Web page and app entries:

=== Begin Enclosure ===

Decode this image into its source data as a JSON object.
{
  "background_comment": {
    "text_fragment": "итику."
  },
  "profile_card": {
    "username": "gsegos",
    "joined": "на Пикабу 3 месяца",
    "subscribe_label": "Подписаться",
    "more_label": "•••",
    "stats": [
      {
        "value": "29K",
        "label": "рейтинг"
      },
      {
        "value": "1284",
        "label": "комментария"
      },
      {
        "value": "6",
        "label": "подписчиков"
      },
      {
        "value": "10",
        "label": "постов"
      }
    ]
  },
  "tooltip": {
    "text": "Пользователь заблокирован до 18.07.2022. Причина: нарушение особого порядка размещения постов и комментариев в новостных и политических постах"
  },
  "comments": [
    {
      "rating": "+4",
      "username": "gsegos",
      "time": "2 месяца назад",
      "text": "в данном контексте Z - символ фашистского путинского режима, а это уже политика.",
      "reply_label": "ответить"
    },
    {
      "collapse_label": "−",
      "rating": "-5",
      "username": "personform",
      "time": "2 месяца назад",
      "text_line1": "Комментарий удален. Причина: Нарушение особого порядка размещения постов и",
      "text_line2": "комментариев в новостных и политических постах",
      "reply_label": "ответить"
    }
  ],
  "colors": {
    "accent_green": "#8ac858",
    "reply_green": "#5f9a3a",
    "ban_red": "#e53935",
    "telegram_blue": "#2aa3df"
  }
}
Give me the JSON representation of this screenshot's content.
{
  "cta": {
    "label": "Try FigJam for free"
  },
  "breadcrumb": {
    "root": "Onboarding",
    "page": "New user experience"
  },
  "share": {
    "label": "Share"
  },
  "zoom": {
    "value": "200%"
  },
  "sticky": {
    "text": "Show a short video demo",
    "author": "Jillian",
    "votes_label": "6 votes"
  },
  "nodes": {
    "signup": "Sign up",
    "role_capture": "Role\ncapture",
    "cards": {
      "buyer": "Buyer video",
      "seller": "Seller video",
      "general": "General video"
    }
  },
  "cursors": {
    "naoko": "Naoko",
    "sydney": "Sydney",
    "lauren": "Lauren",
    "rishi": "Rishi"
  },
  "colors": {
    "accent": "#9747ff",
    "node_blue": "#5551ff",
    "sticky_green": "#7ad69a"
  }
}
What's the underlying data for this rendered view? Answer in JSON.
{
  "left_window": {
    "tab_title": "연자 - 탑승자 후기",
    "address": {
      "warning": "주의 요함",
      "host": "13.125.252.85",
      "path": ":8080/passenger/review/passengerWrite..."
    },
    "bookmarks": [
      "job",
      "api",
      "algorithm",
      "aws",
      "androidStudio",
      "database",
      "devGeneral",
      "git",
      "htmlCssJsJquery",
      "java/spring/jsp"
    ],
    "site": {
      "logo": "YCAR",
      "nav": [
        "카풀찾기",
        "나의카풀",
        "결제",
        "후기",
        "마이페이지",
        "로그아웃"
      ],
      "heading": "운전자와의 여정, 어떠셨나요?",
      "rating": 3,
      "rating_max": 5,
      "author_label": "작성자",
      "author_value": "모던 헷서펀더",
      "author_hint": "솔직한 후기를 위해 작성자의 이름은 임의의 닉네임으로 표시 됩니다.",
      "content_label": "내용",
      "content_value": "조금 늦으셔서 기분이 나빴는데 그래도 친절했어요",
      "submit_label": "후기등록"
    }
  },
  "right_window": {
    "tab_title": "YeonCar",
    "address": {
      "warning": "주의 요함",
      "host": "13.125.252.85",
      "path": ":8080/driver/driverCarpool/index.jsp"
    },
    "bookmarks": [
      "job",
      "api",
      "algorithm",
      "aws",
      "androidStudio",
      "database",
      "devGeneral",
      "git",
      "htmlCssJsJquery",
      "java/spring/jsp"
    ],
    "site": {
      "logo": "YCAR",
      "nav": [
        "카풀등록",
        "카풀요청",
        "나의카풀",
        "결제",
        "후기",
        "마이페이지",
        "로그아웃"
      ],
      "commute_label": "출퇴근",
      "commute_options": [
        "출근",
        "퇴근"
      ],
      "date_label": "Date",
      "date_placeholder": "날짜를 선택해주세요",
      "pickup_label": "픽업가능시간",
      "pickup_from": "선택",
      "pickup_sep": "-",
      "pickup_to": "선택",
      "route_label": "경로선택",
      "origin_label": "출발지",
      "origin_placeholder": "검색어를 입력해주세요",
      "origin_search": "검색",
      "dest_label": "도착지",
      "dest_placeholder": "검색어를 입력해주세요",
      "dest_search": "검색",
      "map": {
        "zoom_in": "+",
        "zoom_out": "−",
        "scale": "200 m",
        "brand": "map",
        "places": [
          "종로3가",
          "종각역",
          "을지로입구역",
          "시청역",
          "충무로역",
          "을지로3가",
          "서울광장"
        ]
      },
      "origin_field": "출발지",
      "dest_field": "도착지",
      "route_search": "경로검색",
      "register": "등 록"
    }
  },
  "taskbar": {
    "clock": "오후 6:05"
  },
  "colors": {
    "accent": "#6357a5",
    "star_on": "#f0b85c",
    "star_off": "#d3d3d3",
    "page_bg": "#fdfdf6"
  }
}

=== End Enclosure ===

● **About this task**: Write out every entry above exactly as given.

● **Solution below**:
Decode this image into its source data as a JSON object.
{
  "background_comment": {
    "text_fragment": "итику."
  },
  "profile_card": {
    "username": "gsegos",
    "joined": "на Пикабу 3 месяца",
    "subscribe_label": "Подписаться",
    "more_label": "•••",
    "stats": [
      {
        "value": "29K",
        "label": "рейтинг"
      },
      {
        "value": "1284",
        "label": "комментария"
      },
      {
        "value": "6",
        "label": "подписчиков"
      },
      {
        "value": "10",
        "label": "постов"
      }
    ]
  },
  "tooltip": {
    "text": "Пользователь заблокирован до 18.07.2022. Причина: нарушение особого порядка размещения постов и комментариев в новостных и политических постах"
  },
  "comments": [
    {
      "rating": "+4",
      "username": "gsegos",
      "time": "2 месяца назад",
      "text": "в данном контексте Z - символ фашистского путинского режима, а это уже политика.",
      "reply_label": "ответить"
    },
    {
      "collapse_label": "−",
      "rating": "-5",
      "username": "personform",
      "time": "2 месяца назад",
      "text_line1": "Комментарий удален. Причина: Нарушение особого порядка размещения постов и",
      "text_line2": "комментариев в новостных и политических постах",
      "reply_label": "ответить"
    }
  ],
  "colors": {
    "accent_green": "#8ac858",
    "reply_green": "#5f9a3a",
    "ban_red": "#e53935",
    "telegram_blue": "#2aa3df"
  }
}
Give me the JSON representation of this screenshot's content.
{
  "cta": {
    "label": "Try FigJam for free"
  },
  "breadcrumb": {
    "root": "Onboarding",
    "page": "New user experience"
  },
  "share": {
    "label": "Share"
  },
  "zoom": {
    "value": "200%"
  },
  "sticky": {
    "text": "Show a short video demo",
    "author": "Jillian",
    "votes_label": "6 votes"
  },
  "nodes": {
    "signup": "Sign up",
    "role_capture": "Role\ncapture",
    "cards": {
      "buyer": "Buyer video",
      "seller": "Seller video",
      "general": "General video"
    }
  },
  "cursors": {
    "naoko": "Naoko",
    "sydney": "Sydney",
    "lauren": "Lauren",
    "rishi": "Rishi"
  },
  "colors": {
    "accent": "#9747ff",
    "node_blue": "#5551ff",
    "sticky_green": "#7ad69a"
  }
}
What's the underlying data for this rendered view? Answer in JSON.
{
  "left_window": {
    "tab_title": "연자 - 탑승자 후기",
    "address": {
      "warning": "주의 요함",
      "host": "13.125.252.85",
      "path": ":8080/passenger/review/passengerWrite..."
    },
    "bookmarks": [
      "job",
      "api",
      "algorithm",
      "aws",
      "androidStudio",
      "database",
      "devGeneral",
      "git",
      "htmlCssJsJquery",
      "java/spring/jsp"
    ],
    "site": {
      "logo": "YCAR",
      "nav": [
        "카풀찾기",
        "나의카풀",
        "결제",
        "후기",
        "마이페이지",
        "로그아웃"
      ],
      "heading": "운전자와의 여정, 어떠셨나요?",
      "rating": 3,
      "rating_max": 5,
      "author_label": "작성자",
      "author_value": "모던 헷서펀더",
      "author_hint": "솔직한 후기를 위해 작성자의 이름은 임의의 닉네임으로 표시 됩니다.",
      "content_label": "내용",
      "content_value": "조금 늦으셔서 기분이 나빴는데 그래도 친절했어요",
      "submit_label": "후기등록"
    }
  },
  "right_window": {
    "tab_title": "YeonCar",
    "address": {
      "warning": "주의 요함",
      "host": "13.125.252.85",
      "path": ":8080/driver/driverCarpool/index.jsp"
    },
    "bookmarks": [
      "job",
      "api",
      "algorithm",
      "aws",
      "androidStudio",
      "database",
      "devGeneral",
      "git",
      "htmlCssJsJquery",
      "java/spring/jsp"
    ],
    "site": {
      "logo": "YCAR",
      "nav": [
        "카풀등록",
        "카풀요청",
        "나의카풀",
        "결제",
        "후기",
        "마이페이지",
        "로그아웃"
      ],
      "commute_label": "출퇴근",
      "commute_options": [
        "출근",
        "퇴근"
      ],
      "date_label": "Date",
      "date_placeholder": "날짜를 선택해주세요",
      "pickup_label": "픽업가능시간",
      "pickup_from": "선택",
      "pickup_sep": "-",
      "pickup_to": "선택",
      "route_label": "경로선택",
      "origin_label": "출발지",
      "origin_placeholder": "검색어를 입력해주세요",
      "origin_search": "검색",
      "dest_label": "도착지",
      "dest_placeholder": "검색어를 입력해주세요",
      "dest_search": "검색",
      "map": {
        "zoom_in": "+",
        "zoom_out": "−",
        "scale": "200 m",
        "brand": "map",
        "places": [
          "종로3가",
          "종각역",
          "을지로입구역",
          "시청역",
          "충무로역",
          "을지로3가",
          "서울광장"
        ]
      },
      "origin_field": "출발지",
      "dest_field": "도착지",
      "route_search": "경로검색",
      "register": "등 록"
    }
  },
  "taskbar": {
    "clock": "오후 6:05"
  },
  "colors": {
    "accent": "#6357a5",
    "star_on": "#f0b85c",
    "star_off": "#d3d3d3",
    "page_bg": "#fdfdf6"
  }
}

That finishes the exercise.